> [What you should do]:
Here is the listing. Report each line in it that contains the string "Natgw".

•••••

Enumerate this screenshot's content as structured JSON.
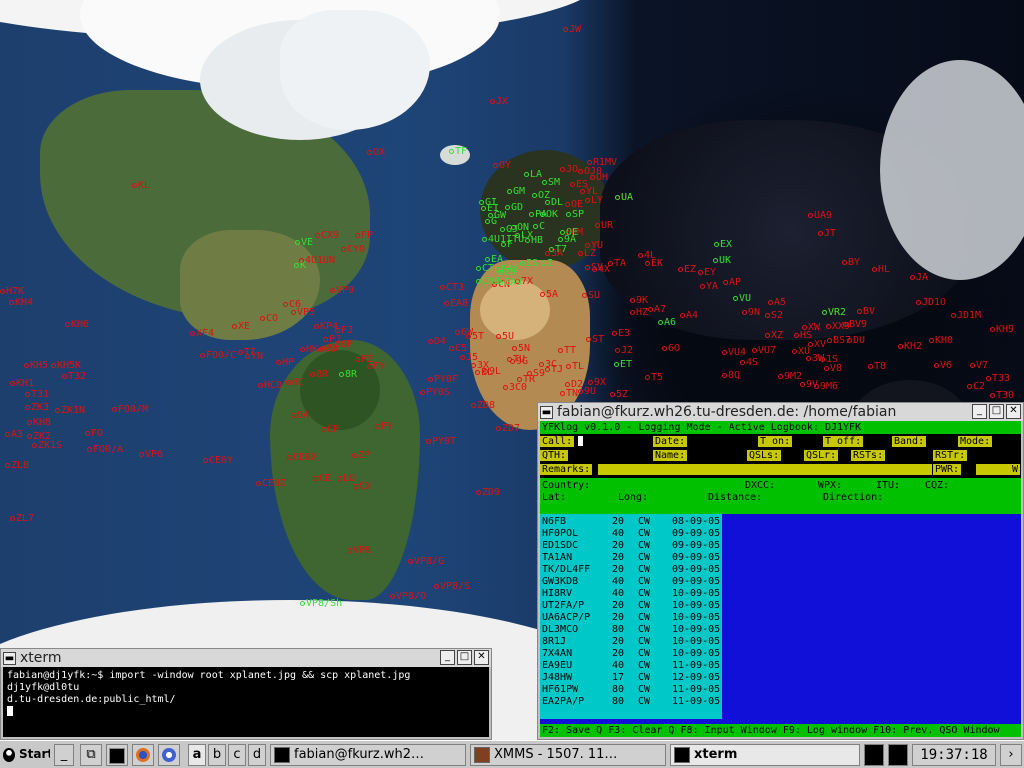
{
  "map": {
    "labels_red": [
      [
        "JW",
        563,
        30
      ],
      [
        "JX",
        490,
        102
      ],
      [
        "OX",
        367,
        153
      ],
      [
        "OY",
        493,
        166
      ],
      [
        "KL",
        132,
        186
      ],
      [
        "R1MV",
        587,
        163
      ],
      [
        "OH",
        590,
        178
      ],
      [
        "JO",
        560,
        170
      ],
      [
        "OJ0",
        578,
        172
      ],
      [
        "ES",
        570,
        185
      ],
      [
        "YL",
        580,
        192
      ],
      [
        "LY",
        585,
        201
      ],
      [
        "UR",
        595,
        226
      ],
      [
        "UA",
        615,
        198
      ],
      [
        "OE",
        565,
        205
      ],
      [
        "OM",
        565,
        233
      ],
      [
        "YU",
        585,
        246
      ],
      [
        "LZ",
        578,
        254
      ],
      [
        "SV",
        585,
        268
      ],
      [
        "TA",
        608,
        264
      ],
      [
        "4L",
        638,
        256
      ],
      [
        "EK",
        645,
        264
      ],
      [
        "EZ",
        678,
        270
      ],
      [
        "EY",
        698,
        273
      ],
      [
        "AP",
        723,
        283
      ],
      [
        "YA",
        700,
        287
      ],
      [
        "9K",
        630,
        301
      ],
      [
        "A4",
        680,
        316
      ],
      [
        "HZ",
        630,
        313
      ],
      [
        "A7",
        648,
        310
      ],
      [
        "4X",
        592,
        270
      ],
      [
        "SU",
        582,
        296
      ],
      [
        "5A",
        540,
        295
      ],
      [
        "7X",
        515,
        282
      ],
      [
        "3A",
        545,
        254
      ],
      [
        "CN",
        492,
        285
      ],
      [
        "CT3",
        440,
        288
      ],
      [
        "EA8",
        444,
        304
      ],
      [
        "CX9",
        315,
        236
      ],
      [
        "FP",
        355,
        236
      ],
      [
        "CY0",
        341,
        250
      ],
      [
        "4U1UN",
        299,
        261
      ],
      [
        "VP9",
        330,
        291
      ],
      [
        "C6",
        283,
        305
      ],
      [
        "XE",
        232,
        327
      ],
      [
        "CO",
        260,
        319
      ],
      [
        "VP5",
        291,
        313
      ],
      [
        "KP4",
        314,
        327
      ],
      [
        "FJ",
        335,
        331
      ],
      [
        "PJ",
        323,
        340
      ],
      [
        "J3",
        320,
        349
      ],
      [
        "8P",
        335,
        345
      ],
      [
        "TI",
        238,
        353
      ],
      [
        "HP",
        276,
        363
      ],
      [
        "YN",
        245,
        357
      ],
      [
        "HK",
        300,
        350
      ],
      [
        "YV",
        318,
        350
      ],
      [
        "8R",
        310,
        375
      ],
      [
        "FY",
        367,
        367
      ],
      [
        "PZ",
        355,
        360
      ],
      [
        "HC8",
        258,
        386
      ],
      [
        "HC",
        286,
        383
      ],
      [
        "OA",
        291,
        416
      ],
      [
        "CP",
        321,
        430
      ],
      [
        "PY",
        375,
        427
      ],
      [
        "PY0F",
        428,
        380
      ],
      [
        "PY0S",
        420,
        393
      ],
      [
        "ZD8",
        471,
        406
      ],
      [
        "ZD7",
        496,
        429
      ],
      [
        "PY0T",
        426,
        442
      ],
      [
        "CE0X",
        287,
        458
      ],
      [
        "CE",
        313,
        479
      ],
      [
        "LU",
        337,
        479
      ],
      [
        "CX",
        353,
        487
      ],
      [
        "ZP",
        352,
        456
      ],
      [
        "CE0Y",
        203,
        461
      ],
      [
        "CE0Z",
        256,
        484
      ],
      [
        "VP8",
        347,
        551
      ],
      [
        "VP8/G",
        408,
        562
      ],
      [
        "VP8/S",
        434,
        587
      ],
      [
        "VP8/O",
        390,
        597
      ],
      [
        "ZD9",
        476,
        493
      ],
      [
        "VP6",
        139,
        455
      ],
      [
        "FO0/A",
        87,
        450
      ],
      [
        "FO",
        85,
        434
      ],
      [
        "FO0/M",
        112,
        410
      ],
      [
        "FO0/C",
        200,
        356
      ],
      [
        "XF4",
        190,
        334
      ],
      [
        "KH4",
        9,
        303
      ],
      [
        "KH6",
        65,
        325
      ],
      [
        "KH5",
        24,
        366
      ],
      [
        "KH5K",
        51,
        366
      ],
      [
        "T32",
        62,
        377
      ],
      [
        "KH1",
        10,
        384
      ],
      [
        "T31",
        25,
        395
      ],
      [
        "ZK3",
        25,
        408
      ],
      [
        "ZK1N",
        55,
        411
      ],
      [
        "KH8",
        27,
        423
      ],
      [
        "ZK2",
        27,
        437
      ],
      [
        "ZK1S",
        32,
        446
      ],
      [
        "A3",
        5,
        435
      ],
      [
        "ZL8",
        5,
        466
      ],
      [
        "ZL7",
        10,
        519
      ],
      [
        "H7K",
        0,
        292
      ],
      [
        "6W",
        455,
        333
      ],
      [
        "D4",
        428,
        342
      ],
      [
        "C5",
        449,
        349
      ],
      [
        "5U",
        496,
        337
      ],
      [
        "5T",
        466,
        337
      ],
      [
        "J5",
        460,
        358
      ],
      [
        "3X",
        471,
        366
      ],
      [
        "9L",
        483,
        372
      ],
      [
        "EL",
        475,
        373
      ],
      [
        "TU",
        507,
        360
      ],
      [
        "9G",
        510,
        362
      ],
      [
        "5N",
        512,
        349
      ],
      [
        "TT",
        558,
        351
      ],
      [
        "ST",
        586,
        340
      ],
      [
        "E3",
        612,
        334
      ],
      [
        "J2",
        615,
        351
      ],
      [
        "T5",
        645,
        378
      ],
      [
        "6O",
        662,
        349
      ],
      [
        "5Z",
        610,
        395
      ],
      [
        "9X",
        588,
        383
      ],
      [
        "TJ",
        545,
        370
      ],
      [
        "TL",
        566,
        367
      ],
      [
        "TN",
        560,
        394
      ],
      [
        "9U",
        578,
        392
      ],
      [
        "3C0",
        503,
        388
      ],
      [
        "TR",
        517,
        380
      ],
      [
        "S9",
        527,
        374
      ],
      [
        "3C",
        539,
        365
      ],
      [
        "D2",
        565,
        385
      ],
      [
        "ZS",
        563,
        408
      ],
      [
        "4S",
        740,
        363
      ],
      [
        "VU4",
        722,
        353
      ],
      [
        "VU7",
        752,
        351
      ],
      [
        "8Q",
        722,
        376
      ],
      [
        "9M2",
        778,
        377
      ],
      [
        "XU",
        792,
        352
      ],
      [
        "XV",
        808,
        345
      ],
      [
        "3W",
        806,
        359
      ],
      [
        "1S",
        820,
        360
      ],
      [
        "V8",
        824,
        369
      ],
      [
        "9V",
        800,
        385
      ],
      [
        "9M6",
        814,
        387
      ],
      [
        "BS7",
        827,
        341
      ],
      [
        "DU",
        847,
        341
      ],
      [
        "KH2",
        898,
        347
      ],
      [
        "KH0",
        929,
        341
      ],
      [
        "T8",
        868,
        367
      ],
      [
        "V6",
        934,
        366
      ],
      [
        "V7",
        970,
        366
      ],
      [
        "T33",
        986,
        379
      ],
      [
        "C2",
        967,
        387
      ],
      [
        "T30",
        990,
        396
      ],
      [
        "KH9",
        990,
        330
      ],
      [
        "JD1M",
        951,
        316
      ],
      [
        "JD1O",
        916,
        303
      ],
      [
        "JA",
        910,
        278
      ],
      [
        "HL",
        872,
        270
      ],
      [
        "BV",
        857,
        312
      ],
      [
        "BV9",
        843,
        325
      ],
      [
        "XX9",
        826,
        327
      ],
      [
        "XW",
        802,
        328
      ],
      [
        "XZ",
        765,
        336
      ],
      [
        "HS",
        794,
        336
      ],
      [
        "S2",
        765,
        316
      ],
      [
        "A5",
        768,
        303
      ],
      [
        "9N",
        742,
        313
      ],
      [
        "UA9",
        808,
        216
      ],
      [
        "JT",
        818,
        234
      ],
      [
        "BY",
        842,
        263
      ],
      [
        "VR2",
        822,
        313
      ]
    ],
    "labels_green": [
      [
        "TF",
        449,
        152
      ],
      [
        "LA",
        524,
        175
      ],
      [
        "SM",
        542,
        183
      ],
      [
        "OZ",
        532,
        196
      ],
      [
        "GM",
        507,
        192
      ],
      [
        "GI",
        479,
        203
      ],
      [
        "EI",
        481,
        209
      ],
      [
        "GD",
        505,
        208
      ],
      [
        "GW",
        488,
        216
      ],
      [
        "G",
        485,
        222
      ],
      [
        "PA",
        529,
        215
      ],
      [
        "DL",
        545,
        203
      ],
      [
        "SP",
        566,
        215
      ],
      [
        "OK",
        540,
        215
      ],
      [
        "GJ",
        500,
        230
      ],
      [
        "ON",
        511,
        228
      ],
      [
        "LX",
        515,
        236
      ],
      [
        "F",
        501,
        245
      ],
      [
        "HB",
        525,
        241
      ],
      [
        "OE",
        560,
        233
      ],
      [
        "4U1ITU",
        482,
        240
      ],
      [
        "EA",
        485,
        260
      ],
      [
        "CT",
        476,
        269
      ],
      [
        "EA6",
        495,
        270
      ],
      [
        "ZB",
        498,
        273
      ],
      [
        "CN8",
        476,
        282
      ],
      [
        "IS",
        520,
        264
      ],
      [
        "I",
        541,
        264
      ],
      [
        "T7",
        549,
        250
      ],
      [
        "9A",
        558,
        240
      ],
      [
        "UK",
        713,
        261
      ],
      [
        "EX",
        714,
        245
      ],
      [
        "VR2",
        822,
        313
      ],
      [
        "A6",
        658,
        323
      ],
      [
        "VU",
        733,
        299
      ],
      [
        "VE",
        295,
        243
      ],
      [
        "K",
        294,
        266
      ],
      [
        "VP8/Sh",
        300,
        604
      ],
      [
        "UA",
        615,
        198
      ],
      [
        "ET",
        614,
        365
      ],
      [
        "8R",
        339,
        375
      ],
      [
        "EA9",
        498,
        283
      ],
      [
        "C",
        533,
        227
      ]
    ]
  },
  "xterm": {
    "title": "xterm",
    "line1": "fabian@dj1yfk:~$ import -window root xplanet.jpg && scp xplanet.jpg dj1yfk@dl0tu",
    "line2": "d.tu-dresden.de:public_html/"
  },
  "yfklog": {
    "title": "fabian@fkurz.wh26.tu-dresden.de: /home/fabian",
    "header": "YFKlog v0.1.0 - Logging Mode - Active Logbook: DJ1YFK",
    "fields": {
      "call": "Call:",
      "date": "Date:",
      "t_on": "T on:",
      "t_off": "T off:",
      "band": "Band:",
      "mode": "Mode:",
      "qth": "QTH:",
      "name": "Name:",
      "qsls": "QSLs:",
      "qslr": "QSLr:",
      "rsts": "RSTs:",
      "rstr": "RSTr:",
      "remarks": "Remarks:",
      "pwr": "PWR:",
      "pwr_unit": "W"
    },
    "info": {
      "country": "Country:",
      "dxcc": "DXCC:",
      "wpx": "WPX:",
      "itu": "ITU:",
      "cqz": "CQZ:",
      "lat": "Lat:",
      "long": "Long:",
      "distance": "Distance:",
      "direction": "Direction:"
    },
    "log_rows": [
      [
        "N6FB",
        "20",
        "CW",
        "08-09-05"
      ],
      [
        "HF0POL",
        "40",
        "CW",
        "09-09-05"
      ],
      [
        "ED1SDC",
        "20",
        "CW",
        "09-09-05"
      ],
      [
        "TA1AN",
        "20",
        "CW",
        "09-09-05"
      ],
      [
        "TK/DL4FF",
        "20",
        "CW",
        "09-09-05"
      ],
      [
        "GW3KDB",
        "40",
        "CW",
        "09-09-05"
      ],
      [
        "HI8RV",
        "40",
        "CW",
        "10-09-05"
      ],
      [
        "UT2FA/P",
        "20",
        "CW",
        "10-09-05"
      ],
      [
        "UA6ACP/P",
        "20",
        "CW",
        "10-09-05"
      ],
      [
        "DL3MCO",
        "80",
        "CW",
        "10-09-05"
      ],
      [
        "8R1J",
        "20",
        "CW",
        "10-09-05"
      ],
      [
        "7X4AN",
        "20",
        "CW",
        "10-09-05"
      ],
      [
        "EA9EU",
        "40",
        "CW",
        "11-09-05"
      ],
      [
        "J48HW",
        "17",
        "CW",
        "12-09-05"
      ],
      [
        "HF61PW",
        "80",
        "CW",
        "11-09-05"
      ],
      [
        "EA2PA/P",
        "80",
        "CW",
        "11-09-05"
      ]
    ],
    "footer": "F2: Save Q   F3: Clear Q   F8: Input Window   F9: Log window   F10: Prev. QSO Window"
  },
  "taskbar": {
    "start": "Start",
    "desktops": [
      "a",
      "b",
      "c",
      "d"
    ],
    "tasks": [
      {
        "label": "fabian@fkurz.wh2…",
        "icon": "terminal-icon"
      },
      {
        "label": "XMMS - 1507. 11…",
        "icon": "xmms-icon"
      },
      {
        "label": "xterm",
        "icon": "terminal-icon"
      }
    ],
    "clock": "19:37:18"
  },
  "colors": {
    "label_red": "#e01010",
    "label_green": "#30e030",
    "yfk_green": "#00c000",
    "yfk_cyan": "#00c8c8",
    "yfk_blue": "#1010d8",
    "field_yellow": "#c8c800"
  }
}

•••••

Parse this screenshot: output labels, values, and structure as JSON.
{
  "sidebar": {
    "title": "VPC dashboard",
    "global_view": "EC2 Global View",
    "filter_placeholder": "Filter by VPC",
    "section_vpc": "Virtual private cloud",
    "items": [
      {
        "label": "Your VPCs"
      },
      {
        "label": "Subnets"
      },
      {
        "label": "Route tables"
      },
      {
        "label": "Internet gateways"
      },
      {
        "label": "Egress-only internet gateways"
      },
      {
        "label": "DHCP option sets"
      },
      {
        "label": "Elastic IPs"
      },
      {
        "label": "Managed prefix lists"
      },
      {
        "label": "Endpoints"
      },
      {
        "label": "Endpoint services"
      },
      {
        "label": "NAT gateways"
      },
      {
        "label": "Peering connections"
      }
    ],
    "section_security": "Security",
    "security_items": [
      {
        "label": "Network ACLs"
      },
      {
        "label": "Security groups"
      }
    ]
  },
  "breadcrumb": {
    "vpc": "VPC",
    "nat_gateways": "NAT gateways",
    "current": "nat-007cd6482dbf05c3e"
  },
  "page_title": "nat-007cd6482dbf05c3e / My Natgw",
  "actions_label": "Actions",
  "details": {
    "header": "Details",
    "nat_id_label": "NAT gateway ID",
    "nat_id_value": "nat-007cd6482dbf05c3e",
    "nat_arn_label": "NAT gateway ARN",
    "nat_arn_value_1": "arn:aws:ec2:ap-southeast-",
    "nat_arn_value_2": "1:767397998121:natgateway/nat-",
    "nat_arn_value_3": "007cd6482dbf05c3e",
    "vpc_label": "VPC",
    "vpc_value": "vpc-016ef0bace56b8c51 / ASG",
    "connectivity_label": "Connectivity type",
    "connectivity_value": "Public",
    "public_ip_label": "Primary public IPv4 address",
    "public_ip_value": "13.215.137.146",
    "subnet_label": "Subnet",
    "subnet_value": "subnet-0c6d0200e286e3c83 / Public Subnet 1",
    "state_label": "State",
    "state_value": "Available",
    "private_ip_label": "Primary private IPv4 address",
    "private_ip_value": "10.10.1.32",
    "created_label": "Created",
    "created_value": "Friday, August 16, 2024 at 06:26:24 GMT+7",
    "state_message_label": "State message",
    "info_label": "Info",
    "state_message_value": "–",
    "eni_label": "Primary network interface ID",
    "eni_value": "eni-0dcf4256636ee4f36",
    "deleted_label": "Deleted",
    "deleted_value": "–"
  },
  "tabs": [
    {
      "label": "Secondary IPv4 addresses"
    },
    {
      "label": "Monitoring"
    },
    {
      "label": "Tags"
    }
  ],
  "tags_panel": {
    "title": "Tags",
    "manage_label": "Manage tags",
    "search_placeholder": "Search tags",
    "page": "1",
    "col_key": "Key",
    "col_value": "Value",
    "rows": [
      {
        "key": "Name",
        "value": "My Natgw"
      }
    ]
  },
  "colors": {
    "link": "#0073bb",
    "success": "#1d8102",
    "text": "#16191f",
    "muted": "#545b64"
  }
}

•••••

> [Response box]:
  "page_title": "nat-007cd6482dbf05c3e / My Natgw",
        "value": "My Natgw"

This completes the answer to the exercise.